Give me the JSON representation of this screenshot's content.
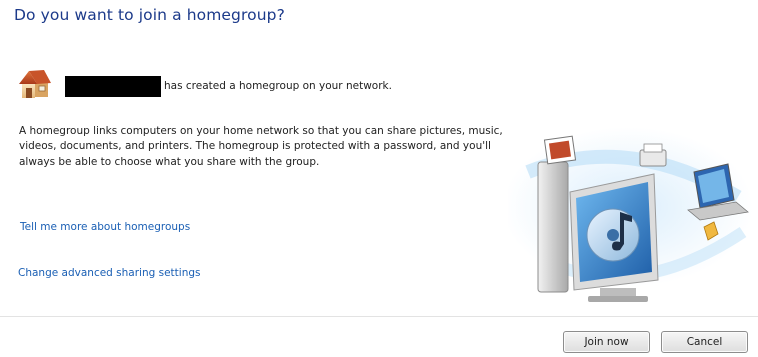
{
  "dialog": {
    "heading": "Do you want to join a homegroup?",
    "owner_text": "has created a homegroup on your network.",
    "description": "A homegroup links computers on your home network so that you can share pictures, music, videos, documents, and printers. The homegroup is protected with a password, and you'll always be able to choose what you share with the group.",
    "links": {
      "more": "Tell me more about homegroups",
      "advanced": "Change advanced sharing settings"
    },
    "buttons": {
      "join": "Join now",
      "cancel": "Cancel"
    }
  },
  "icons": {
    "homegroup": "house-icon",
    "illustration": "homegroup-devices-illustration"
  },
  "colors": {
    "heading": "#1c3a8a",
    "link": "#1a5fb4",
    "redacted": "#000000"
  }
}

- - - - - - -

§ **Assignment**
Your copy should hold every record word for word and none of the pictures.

§ **Answer for the task**
Give me the JSON representation of this screenshot's content.
{
  "dialog": {
    "heading": "Do you want to join a homegroup?",
    "owner_text": "has created a homegroup on your network.",
    "description": "A homegroup links computers on your home network so that you can share pictures, music, videos, documents, and printers. The homegroup is protected with a password, and you'll always be able to choose what you share with the group.",
    "links": {
      "more": "Tell me more about homegroups",
      "advanced": "Change advanced sharing settings"
    },
    "buttons": {
      "join": "Join now",
      "cancel": "Cancel"
    }
  },
  "icons": {
    "homegroup": "house-icon",
    "illustration": "homegroup-devices-illustration"
  },
  "colors": {
    "heading": "#1c3a8a",
    "link": "#1a5fb4",
    "redacted": "#000000"
  }
}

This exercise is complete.